What Causes a Squeaky Belt on a Car?
In newer vehicles, apart from the timing belt or timing chain, there’s now only one belt that powers your car’s equipment, including the alternator, air conditioning, fan, water pump and power-steering pump. Some people call it a drive belt, others an accessory belt, an air-conditioning belt or a serpentine belt because of the way it winds around the wheels that drive all those components.
A squeaky belt could be caused by a few possibilities. It could be the tension of the belt itself, a slightly stretched belt, bad bearings in one of the pulleys or a problem in one of the accessories driven by the belt, such as the alternator, the air conditioner, the water pump or the power-steering pump.
Take a Look and Listen
The alternator and the belt are usually in plain view when you’re looking at the engine, which helps you find, identify and fix the squeaky belt on a car.
With the engine off, open the hood and find the belt. Look for any signs of wear on the belt itself — cracks or parts that are a different shade of black or a different finish (matte vs. shiny).
If it seems normal, leave the hood open, start the engine and look and listen for the squeaks as the car runs. Do they happen when a certain point of the belt reaches a particular point on its path? Watch for any odd movement or vibration of the belt or any of the pulleys.
If nothing is immediately visible, your next move depends on your skill set. If you’re a DIYer and perform other maintenance and repair work on your vehicle, this will probably be something you can handle. But if you’re not, visit a mechanic for a professional diagnosis, repair or replacement.
A final bit of good news — if you’re responding to this squeaky belt early, you’re saving yourself from potential future repairs and malfunctioning parts down the road. When your car talks (or squeaks), be sure to listen.
Check out all the belts available on NAPA Online or trust one of our 17,000 NAPA AutoCare locations for routine maintenance and repairs. For more information on engine belts, chat with a knowledgeable expert at your local NAPA AUTO PARTS store.
Photos courtesy of Mike Hagerty.

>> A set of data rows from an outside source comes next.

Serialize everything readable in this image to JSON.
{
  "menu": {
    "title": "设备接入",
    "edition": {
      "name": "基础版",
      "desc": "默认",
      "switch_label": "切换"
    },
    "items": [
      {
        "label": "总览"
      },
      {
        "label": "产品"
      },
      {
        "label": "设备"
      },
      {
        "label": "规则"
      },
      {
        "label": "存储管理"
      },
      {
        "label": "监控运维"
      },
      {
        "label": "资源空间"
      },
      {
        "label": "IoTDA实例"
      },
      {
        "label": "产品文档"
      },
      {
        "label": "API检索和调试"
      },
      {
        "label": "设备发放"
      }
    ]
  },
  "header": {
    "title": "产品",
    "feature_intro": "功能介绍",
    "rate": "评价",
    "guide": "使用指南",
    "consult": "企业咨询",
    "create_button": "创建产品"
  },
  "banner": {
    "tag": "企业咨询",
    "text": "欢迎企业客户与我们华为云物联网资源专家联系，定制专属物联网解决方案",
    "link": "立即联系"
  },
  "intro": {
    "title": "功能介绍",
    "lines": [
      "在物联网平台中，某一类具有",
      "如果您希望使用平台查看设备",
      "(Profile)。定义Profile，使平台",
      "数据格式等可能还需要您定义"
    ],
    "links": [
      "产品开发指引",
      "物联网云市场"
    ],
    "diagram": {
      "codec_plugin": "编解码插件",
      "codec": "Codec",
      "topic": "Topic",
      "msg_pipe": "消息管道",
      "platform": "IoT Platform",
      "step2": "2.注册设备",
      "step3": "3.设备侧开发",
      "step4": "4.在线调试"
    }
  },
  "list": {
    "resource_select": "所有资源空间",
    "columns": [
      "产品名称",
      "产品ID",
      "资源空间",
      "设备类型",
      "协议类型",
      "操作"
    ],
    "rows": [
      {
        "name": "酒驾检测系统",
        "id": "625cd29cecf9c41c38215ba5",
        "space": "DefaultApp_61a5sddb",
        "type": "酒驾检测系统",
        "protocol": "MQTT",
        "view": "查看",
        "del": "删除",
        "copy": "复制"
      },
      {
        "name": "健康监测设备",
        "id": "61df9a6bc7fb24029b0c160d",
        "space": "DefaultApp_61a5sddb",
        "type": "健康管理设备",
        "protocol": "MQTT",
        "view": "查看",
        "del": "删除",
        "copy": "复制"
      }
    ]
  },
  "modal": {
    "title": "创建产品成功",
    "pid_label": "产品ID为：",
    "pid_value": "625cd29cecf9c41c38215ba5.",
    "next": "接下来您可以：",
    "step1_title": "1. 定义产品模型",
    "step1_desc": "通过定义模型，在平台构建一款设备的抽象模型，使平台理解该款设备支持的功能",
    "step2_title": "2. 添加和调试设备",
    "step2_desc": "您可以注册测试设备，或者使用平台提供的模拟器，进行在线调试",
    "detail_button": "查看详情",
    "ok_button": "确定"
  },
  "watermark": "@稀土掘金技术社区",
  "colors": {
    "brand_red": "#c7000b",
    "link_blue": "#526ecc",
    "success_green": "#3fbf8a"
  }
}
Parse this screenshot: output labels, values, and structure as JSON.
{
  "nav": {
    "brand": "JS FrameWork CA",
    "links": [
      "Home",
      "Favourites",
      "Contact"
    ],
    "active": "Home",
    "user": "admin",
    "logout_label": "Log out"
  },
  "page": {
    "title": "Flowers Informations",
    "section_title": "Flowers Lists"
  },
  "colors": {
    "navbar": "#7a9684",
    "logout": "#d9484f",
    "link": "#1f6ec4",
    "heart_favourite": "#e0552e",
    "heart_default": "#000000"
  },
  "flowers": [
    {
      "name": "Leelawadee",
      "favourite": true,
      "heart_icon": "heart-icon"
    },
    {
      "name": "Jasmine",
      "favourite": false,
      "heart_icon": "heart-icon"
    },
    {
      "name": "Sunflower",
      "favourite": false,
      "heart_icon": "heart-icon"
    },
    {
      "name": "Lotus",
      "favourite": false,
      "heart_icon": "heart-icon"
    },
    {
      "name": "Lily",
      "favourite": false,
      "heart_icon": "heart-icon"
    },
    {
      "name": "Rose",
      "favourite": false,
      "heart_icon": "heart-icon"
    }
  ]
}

Mike Hagerty is an automotive journalist whose work has been featured on radio, TV, in print and online since 1997. He's the Publisher and Editor of MikeHagertyCars.com, and contributes car reviews to the Los Altos Town Crier and losaltosonline.com. Previous outlets have included KFBK and KFBK.com in Sacramento, California, the ABC television affiliates and Hearst-Argyle and Emmis radio stations in Phoenix, Arizona; AAA magazines for Arizona, Oklahoma, Northwest Ohio, South Dakota and the Mountain West and BBCCars.com.